▸ The data
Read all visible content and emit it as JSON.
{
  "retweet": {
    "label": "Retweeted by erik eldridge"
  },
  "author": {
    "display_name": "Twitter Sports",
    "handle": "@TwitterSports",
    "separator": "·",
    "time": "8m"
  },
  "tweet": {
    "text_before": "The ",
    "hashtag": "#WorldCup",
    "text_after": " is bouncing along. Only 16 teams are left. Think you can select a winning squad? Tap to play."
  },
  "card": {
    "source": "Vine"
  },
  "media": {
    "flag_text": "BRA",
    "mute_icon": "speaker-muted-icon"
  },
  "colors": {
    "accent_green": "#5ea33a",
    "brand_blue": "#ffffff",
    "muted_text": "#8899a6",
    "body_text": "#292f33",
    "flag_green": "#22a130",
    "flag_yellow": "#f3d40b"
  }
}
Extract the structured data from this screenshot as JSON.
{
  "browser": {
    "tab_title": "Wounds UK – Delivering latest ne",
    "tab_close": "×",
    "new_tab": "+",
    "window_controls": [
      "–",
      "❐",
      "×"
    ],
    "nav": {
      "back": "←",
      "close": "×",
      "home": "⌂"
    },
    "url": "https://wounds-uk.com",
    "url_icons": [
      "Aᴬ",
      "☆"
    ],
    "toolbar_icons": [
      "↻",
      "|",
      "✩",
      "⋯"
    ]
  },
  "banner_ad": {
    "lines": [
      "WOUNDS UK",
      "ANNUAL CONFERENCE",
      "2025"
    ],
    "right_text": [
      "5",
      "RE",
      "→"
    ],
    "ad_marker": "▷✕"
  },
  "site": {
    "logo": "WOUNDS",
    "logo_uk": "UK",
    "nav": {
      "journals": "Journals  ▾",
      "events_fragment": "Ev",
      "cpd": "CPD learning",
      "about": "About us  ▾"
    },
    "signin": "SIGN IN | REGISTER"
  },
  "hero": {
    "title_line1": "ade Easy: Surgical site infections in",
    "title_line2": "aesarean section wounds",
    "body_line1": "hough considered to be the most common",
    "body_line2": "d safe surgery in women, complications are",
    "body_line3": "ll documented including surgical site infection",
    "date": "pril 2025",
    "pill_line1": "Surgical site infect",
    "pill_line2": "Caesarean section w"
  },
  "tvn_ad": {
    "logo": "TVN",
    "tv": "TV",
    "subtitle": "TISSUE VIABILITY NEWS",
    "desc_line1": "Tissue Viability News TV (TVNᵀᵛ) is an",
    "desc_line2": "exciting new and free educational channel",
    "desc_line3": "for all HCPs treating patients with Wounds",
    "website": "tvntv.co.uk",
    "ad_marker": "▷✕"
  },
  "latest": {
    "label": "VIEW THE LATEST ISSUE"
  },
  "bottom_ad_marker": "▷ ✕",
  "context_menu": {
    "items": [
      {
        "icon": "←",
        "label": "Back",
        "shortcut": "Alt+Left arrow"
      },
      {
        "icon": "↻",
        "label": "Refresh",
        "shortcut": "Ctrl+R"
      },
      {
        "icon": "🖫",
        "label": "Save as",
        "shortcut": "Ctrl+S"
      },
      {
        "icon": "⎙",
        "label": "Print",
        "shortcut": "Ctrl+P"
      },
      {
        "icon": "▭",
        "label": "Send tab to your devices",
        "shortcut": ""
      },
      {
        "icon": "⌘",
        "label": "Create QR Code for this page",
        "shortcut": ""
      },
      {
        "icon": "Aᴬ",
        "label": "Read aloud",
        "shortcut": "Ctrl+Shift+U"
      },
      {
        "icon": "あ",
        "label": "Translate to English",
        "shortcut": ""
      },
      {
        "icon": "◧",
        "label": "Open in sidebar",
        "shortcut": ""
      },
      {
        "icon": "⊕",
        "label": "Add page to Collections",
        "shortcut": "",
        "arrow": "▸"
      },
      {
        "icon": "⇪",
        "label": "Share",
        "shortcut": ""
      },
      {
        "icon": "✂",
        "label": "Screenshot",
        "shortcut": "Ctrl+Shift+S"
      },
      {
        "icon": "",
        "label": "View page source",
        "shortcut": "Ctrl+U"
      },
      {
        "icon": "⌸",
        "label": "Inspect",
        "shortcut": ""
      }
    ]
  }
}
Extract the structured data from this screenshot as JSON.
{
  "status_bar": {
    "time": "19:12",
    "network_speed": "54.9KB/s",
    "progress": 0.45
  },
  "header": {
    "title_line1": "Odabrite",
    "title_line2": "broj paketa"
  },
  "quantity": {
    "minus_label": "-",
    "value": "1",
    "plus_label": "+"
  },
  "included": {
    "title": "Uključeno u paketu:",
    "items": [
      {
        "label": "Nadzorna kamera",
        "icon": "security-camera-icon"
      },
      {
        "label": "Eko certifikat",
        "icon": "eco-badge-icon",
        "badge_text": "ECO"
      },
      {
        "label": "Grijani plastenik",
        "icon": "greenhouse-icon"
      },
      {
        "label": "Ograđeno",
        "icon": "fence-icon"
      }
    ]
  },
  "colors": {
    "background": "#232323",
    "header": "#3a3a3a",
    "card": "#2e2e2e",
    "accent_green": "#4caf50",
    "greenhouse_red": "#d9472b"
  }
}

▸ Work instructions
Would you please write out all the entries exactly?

▸ Solution to this exercise
Read all visible content and emit it as JSON.
{
  "retweet": {
    "label": "Retweeted by erik eldridge"
  },
  "author": {
    "display_name": "Twitter Sports",
    "handle": "@TwitterSports",
    "separator": "·",
    "time": "8m"
  },
  "tweet": {
    "text_before": "The ",
    "hashtag": "#WorldCup",
    "text_after": " is bouncing along. Only 16 teams are left. Think you can select a winning squad? Tap to play."
  },
  "card": {
    "source": "Vine"
  },
  "media": {
    "flag_text": "BRA",
    "mute_icon": "speaker-muted-icon"
  },
  "colors": {
    "accent_green": "#5ea33a",
    "brand_blue": "#ffffff",
    "muted_text": "#8899a6",
    "body_text": "#292f33",
    "flag_green": "#22a130",
    "flag_yellow": "#f3d40b"
  }
}
Extract the structured data from this screenshot as JSON.
{
  "browser": {
    "tab_title": "Wounds UK – Delivering latest ne",
    "tab_close": "×",
    "new_tab": "+",
    "window_controls": [
      "–",
      "❐",
      "×"
    ],
    "nav": {
      "back": "←",
      "close": "×",
      "home": "⌂"
    },
    "url": "https://wounds-uk.com",
    "url_icons": [
      "Aᴬ",
      "☆"
    ],
    "toolbar_icons": [
      "↻",
      "|",
      "✩",
      "⋯"
    ]
  },
  "banner_ad": {
    "lines": [
      "WOUNDS UK",
      "ANNUAL CONFERENCE",
      "2025"
    ],
    "right_text": [
      "5",
      "RE",
      "→"
    ],
    "ad_marker": "▷✕"
  },
  "site": {
    "logo": "WOUNDS",
    "logo_uk": "UK",
    "nav": {
      "journals": "Journals  ▾",
      "events_fragment": "Ev",
      "cpd": "CPD learning",
      "about": "About us  ▾"
    },
    "signin": "SIGN IN | REGISTER"
  },
  "hero": {
    "title_line1": "ade Easy: Surgical site infections in",
    "title_line2": "aesarean section wounds",
    "body_line1": "hough considered to be the most common",
    "body_line2": "d safe surgery in women, complications are",
    "body_line3": "ll documented including surgical site infection",
    "date": "pril 2025",
    "pill_line1": "Surgical site infect",
    "pill_line2": "Caesarean section w"
  },
  "tvn_ad": {
    "logo": "TVN",
    "tv": "TV",
    "subtitle": "TISSUE VIABILITY NEWS",
    "desc_line1": "Tissue Viability News TV (TVNᵀᵛ) is an",
    "desc_line2": "exciting new and free educational channel",
    "desc_line3": "for all HCPs treating patients with Wounds",
    "website": "tvntv.co.uk",
    "ad_marker": "▷✕"
  },
  "latest": {
    "label": "VIEW THE LATEST ISSUE"
  },
  "bottom_ad_marker": "▷ ✕",
  "context_menu": {
    "items": [
      {
        "icon": "←",
        "label": "Back",
        "shortcut": "Alt+Left arrow"
      },
      {
        "icon": "↻",
        "label": "Refresh",
        "shortcut": "Ctrl+R"
      },
      {
        "icon": "🖫",
        "label": "Save as",
        "shortcut": "Ctrl+S"
      },
      {
        "icon": "⎙",
        "label": "Print",
        "shortcut": "Ctrl+P"
      },
      {
        "icon": "▭",
        "label": "Send tab to your devices",
        "shortcut": ""
      },
      {
        "icon": "⌘",
        "label": "Create QR Code for this page",
        "shortcut": ""
      },
      {
        "icon": "Aᴬ",
        "label": "Read aloud",
        "shortcut": "Ctrl+Shift+U"
      },
      {
        "icon": "あ",
        "label": "Translate to English",
        "shortcut": ""
      },
      {
        "icon": "◧",
        "label": "Open in sidebar",
        "shortcut": ""
      },
      {
        "icon": "⊕",
        "label": "Add page to Collections",
        "shortcut": "",
        "arrow": "▸"
      },
      {
        "icon": "⇪",
        "label": "Share",
        "shortcut": ""
      },
      {
        "icon": "✂",
        "label": "Screenshot",
        "shortcut": "Ctrl+Shift+S"
      },
      {
        "icon": "",
        "label": "View page source",
        "shortcut": "Ctrl+U"
      },
      {
        "icon": "⌸",
        "label": "Inspect",
        "shortcut": ""
      }
    ]
  }
}
Extract the structured data from this screenshot as JSON.
{
  "status_bar": {
    "time": "19:12",
    "network_speed": "54.9KB/s",
    "progress": 0.45
  },
  "header": {
    "title_line1": "Odabrite",
    "title_line2": "broj paketa"
  },
  "quantity": {
    "minus_label": "-",
    "value": "1",
    "plus_label": "+"
  },
  "included": {
    "title": "Uključeno u paketu:",
    "items": [
      {
        "label": "Nadzorna kamera",
        "icon": "security-camera-icon"
      },
      {
        "label": "Eko certifikat",
        "icon": "eco-badge-icon",
        "badge_text": "ECO"
      },
      {
        "label": "Grijani plastenik",
        "icon": "greenhouse-icon"
      },
      {
        "label": "Ograđeno",
        "icon": "fence-icon"
      }
    ]
  },
  "colors": {
    "background": "#232323",
    "header": "#3a3a3a",
    "card": "#2e2e2e",
    "accent_green": "#4caf50",
    "greenhouse_red": "#d9472b"
  }
}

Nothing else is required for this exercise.